Your assignment ->
It would help if you retyped the data exactly, leaving out the pictures.

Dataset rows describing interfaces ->
|---|
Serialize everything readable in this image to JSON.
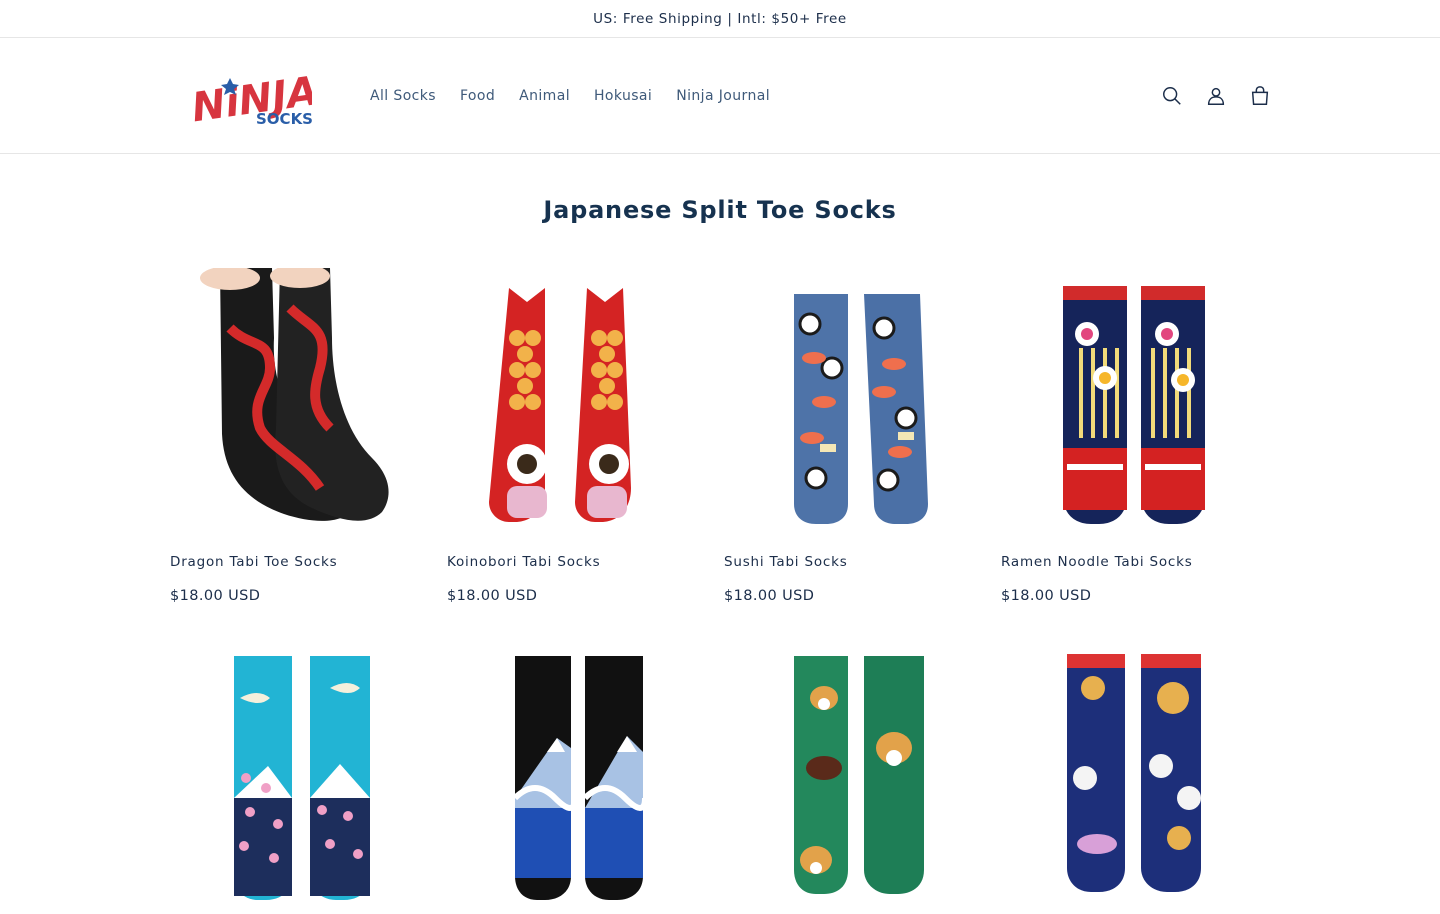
{
  "announcement": {
    "text": "US: Free Shipping | Intl: $50+ Free"
  },
  "logo": {
    "line1": "NiNJA",
    "line2": "SOCKS"
  },
  "nav": [
    "All Socks",
    "Food",
    "Animal",
    "Hokusai",
    "Ninja Journal"
  ],
  "icons": {
    "search": "search-icon",
    "account": "user-icon",
    "cart": "cart-icon"
  },
  "collection": {
    "title": "Japanese Split Toe Socks"
  },
  "products": [
    {
      "name": "Dragon Tabi Toe Socks",
      "price": "$18.00 USD"
    },
    {
      "name": "Koinobori Tabi Socks",
      "price": "$18.00 USD"
    },
    {
      "name": "Sushi Tabi Socks",
      "price": "$18.00 USD"
    },
    {
      "name": "Ramen Noodle Tabi Socks",
      "price": "$18.00 USD"
    },
    {
      "name": "",
      "price": ""
    },
    {
      "name": "",
      "price": ""
    },
    {
      "name": "",
      "price": ""
    },
    {
      "name": "",
      "price": ""
    }
  ],
  "colors": {
    "brand_red": "#d7353f",
    "brand_blue": "#2a5ea8",
    "text": "#1c2e4a"
  }
}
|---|
Output below ->
Serialize everything readable in this image to JSON.
{
  "announcement": {
    "text": "US: Free Shipping | Intl: $50+ Free"
  },
  "logo": {
    "line1": "NiNJA",
    "line2": "SOCKS"
  },
  "nav": [
    "All Socks",
    "Food",
    "Animal",
    "Hokusai",
    "Ninja Journal"
  ],
  "icons": {
    "search": "search-icon",
    "account": "user-icon",
    "cart": "cart-icon"
  },
  "collection": {
    "title": "Japanese Split Toe Socks"
  },
  "products": [
    {
      "name": "Dragon Tabi Toe Socks",
      "price": "$18.00 USD"
    },
    {
      "name": "Koinobori Tabi Socks",
      "price": "$18.00 USD"
    },
    {
      "name": "Sushi Tabi Socks",
      "price": "$18.00 USD"
    },
    {
      "name": "Ramen Noodle Tabi Socks",
      "price": "$18.00 USD"
    },
    {
      "name": "",
      "price": ""
    },
    {
      "name": "",
      "price": ""
    },
    {
      "name": "",
      "price": ""
    },
    {
      "name": "",
      "price": ""
    }
  ],
  "colors": {
    "brand_red": "#d7353f",
    "brand_blue": "#2a5ea8",
    "text": "#1c2e4a"
  }
}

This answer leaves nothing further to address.